In an era of uncertainty about the state of democracy around the globe, people have poured into the streets to pressure governments to be more responsive to their needs. Yet the overwhelming response to these public outcries is stasis. Why are some forms of collective action more effective than others? What does it take to build and sustain a successful social movement?
This elective will combine aspects of a seminar and field lab course. Discussion-based lectures will provide an overview of the science of social change, examining historical and contemporary cases of social, labor, and political movements from around the world. We will cover findings that are generally viewed as well-established and questions that remain unsettled. Coursework will focus on key debates and distinctions, including: the difference between organizing and mobilizing, movement emergence, whether and how movements build sustained—as opposed to flash-in-the-pan—structures to contest power, and the role of culture, media, and technology in collective action.

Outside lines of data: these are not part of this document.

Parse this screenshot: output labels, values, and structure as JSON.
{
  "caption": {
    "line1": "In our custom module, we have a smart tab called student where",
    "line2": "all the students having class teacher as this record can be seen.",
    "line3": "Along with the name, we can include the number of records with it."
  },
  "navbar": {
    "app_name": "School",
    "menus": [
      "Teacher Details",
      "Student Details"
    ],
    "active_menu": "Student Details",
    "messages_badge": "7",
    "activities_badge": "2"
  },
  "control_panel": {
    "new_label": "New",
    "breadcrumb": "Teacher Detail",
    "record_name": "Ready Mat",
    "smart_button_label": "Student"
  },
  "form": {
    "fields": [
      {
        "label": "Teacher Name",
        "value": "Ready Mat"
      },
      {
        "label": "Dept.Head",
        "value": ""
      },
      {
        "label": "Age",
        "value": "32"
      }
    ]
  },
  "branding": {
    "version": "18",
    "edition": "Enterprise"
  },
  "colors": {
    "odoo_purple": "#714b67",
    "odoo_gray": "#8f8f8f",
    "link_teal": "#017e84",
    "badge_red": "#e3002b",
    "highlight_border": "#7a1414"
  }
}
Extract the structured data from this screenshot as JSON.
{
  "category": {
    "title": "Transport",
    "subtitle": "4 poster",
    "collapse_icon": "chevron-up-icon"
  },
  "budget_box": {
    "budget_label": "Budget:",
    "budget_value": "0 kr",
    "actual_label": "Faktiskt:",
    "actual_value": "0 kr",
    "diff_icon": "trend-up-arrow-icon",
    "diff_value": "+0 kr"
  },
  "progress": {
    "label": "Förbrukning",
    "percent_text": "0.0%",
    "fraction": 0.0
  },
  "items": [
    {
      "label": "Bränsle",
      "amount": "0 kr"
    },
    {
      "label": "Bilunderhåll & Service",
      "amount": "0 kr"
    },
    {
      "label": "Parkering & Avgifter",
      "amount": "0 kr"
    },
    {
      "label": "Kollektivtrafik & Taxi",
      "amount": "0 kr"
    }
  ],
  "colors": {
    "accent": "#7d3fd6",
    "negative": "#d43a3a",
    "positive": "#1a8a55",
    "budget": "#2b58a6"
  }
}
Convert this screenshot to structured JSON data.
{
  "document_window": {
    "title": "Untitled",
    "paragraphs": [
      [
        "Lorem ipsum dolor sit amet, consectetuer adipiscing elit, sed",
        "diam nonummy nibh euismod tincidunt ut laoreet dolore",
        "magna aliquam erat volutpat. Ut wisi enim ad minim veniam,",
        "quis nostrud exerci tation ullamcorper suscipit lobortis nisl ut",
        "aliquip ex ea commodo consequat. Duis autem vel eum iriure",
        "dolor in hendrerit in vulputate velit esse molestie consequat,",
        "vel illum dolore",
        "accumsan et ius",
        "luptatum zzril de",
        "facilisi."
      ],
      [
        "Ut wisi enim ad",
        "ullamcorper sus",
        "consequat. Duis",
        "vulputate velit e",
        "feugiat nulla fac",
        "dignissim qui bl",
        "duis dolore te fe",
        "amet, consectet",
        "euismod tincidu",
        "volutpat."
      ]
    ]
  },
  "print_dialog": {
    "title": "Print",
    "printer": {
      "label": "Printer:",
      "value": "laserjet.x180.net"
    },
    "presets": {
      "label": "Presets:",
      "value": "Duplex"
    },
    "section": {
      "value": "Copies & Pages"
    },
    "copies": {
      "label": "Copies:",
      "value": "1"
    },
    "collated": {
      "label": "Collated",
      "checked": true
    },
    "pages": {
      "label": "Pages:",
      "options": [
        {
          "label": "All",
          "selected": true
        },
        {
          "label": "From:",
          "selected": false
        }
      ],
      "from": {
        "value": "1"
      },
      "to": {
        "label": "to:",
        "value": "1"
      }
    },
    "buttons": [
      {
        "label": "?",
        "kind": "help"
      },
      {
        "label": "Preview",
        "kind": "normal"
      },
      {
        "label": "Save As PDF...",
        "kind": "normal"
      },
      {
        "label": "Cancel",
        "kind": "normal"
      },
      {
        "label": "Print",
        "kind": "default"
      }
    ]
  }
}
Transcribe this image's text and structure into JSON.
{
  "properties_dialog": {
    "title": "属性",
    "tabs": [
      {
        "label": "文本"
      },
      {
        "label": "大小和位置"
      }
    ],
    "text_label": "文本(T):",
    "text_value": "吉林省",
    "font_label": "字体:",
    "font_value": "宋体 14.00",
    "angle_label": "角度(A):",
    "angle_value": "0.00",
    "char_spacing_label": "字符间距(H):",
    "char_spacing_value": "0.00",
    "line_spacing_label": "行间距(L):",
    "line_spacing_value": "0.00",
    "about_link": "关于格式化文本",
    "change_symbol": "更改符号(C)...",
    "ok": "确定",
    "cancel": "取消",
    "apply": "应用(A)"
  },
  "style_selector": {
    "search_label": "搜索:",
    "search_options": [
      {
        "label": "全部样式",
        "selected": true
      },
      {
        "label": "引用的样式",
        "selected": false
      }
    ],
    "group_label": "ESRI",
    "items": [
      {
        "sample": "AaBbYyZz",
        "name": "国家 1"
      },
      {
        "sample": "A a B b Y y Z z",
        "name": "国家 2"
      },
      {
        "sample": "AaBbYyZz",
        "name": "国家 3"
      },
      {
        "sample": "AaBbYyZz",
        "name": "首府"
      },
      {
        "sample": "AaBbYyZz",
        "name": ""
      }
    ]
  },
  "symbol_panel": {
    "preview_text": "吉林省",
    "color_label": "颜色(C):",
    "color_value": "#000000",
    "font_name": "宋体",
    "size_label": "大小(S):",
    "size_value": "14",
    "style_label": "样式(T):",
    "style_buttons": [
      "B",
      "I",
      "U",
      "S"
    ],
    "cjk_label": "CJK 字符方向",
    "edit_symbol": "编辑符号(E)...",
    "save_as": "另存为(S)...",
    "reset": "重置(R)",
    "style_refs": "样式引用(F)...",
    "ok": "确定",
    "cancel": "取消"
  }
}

A second element of the course is designed as an experiential learning lab. Students will explore how course concepts work in practice by selecting an existing social movement organization (domestic or international) and analyzing a challenge its leaders face. Projects may address movement narratives, organizational structure and governance, leadership development, strategy and tactics, learning and adaptation, political contestation, power mapping, data analysis, or other issues related to the course content.
A background or interest in social movements or organizing (demonstrated through prior experience or coursework such MLD-377 or MLD-378), mixed methods (API-203MB or C), or similar classes/applied work experience is recommended but not required. This course is well-suited for MPPs and MPA/IDs interested in working with a civic, political, or advocacy organization for their PAE or SYPA.
Throughout the semester, we will have occasional guest speakers who will share their experience and insights from social movement organizing research and practice.